======== Recorded information ========
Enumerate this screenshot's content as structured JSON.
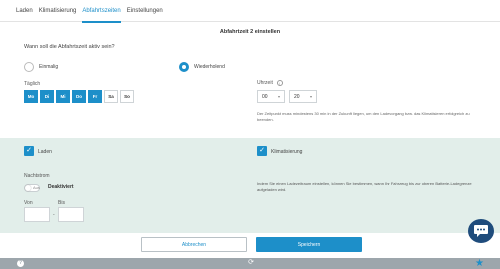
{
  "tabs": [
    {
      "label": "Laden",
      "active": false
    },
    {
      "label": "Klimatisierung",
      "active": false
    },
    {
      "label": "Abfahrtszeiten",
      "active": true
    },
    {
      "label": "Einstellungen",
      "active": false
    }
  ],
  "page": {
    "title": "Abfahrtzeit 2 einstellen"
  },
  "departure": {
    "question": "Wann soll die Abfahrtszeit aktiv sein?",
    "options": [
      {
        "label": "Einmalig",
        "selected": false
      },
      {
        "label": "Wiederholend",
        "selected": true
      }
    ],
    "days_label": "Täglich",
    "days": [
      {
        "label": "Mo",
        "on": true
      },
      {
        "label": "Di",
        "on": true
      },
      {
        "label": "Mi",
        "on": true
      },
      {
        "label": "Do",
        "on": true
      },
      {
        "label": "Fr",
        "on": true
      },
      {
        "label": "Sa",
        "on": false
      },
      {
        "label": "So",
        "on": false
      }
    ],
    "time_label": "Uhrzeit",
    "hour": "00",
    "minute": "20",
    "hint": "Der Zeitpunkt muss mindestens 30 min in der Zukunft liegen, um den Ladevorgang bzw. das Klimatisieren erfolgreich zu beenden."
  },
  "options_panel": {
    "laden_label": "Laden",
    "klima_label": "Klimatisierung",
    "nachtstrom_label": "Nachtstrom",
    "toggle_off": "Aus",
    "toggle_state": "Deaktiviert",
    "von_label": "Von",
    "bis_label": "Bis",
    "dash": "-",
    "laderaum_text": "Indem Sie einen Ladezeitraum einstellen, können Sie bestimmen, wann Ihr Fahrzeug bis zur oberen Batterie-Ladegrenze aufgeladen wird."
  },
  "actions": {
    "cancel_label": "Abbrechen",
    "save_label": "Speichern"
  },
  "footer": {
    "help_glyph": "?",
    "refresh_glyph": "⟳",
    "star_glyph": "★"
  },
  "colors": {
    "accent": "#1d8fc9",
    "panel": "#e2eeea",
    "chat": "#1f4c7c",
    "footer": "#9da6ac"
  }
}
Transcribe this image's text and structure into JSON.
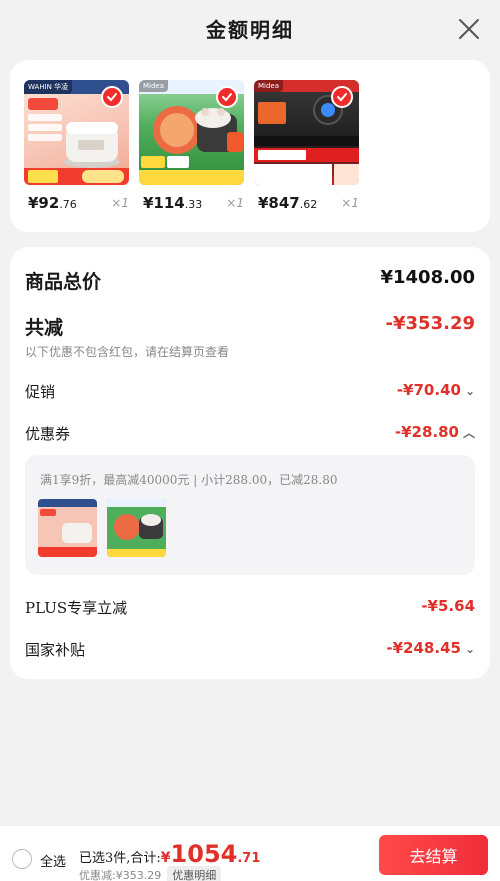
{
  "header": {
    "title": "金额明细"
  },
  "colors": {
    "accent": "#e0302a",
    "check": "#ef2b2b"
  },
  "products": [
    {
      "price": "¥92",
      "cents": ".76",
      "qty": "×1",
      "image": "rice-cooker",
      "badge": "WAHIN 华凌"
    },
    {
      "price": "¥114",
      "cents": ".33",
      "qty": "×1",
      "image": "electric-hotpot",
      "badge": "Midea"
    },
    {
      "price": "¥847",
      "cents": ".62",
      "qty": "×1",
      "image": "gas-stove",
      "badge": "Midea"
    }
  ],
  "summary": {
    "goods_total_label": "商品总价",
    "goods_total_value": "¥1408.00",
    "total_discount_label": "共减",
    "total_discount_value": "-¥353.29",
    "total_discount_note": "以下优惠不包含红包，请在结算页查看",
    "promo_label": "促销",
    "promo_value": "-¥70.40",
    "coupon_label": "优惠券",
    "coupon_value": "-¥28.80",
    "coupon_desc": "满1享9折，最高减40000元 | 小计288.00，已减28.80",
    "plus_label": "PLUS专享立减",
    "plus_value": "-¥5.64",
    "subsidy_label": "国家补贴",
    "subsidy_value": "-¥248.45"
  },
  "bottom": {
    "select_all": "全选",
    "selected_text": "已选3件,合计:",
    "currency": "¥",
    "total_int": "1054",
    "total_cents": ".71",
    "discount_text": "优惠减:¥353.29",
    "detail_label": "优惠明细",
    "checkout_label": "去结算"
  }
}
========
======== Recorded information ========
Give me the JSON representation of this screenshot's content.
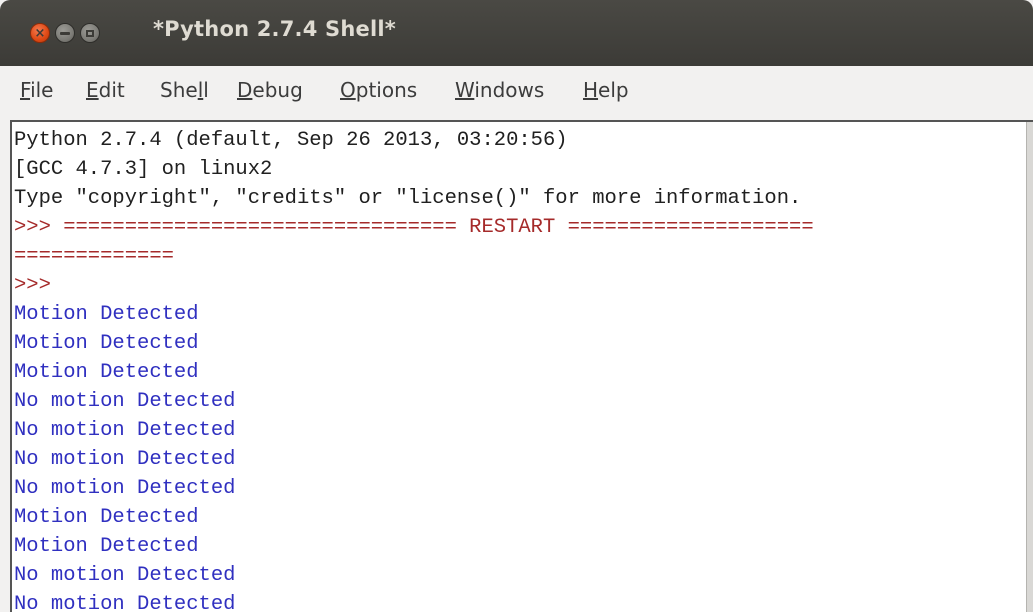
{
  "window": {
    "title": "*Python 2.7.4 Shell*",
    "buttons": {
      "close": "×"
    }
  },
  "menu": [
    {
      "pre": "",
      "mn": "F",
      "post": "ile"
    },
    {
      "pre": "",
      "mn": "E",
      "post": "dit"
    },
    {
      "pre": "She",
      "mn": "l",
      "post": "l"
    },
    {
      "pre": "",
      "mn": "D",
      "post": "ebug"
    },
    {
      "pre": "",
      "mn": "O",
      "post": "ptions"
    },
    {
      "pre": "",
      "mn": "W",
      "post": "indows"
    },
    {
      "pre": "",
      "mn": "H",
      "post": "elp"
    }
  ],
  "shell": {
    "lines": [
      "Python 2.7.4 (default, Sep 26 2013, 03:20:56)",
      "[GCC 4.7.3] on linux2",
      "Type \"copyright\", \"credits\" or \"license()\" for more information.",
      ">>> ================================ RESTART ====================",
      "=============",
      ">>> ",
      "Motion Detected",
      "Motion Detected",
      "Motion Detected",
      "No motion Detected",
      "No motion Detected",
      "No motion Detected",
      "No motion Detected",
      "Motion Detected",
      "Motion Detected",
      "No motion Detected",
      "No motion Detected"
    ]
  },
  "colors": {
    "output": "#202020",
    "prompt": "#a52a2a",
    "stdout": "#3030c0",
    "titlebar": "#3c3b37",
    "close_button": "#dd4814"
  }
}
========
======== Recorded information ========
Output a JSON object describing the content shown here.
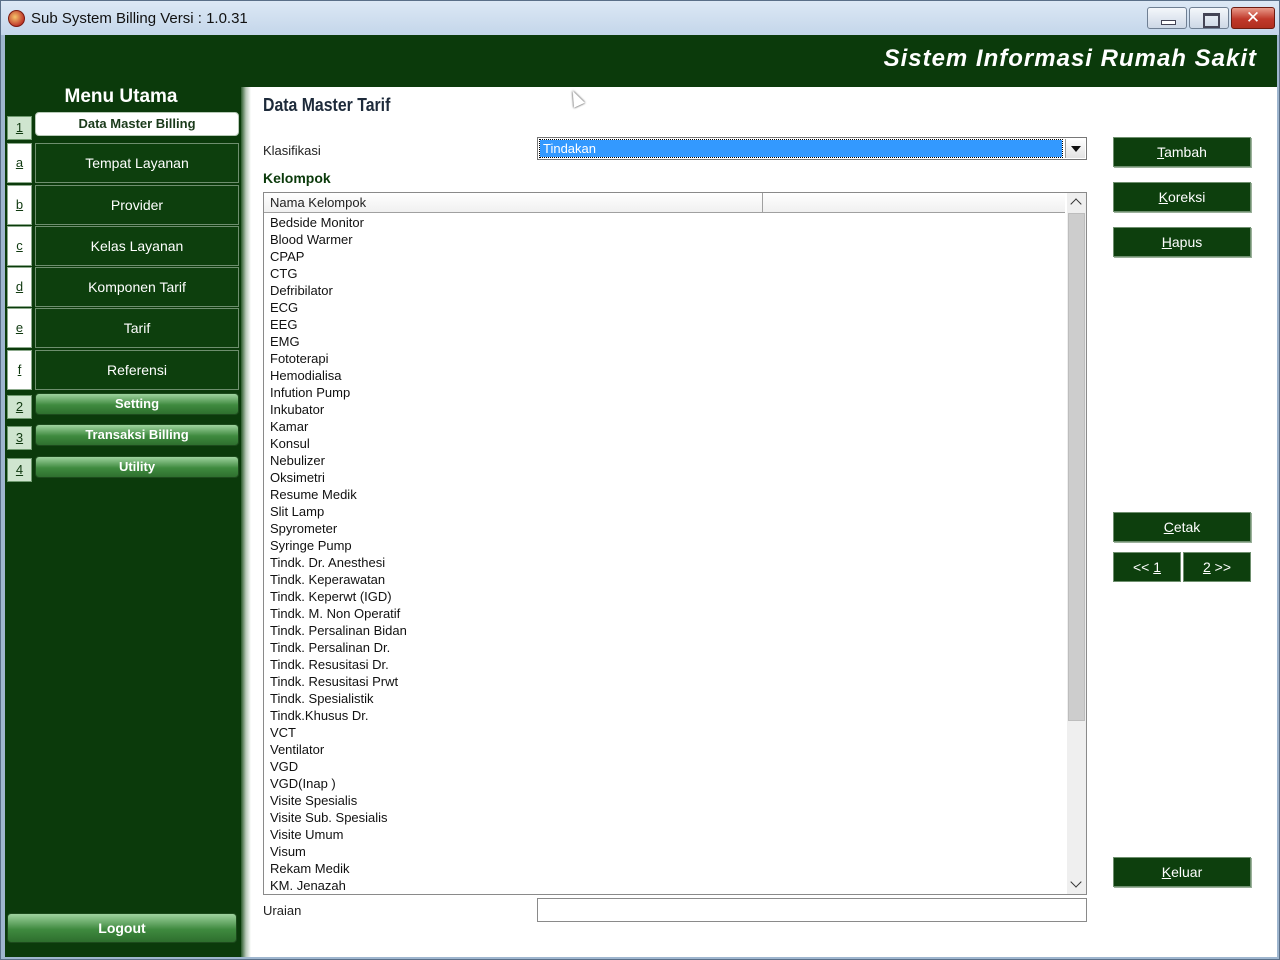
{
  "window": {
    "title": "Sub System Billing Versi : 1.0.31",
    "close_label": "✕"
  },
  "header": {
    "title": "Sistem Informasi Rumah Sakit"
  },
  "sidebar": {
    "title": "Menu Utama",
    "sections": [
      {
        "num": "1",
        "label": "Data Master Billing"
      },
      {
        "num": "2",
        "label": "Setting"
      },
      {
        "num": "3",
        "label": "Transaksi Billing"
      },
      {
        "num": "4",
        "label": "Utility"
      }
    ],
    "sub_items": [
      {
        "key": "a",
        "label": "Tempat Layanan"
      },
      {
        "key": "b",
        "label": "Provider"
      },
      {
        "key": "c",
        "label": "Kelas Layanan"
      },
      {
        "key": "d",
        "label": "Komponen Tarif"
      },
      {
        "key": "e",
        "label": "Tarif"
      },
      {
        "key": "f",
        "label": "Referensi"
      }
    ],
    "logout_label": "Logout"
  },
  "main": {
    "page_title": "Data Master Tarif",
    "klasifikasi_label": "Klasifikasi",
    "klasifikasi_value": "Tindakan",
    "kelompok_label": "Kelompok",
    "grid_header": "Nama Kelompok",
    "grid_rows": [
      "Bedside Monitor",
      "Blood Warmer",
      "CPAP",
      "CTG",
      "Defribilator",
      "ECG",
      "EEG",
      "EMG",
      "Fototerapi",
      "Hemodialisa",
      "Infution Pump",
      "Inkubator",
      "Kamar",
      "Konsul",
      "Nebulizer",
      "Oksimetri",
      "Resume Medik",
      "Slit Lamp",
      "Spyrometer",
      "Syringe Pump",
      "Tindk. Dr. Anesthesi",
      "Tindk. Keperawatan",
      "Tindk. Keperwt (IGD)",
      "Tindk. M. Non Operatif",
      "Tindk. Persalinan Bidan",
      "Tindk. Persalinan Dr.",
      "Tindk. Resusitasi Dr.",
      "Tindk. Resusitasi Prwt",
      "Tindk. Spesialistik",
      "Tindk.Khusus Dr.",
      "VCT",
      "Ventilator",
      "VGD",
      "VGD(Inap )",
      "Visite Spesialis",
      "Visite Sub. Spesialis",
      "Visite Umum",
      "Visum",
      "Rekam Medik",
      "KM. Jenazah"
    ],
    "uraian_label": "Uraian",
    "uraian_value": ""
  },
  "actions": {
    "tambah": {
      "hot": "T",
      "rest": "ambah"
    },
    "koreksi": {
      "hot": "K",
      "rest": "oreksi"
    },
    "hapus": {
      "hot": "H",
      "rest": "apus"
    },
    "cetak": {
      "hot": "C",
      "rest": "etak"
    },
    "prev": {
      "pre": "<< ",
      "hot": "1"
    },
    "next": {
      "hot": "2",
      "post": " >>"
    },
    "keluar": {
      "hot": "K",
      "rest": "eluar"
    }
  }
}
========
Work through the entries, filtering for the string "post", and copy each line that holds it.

      "post": "ile"
      "post": "dit"
      "post": "l"
      "post": "ebug"
      "post": "ptions"
      "post": "indows"
      "post": "elp"
      "post": " >>"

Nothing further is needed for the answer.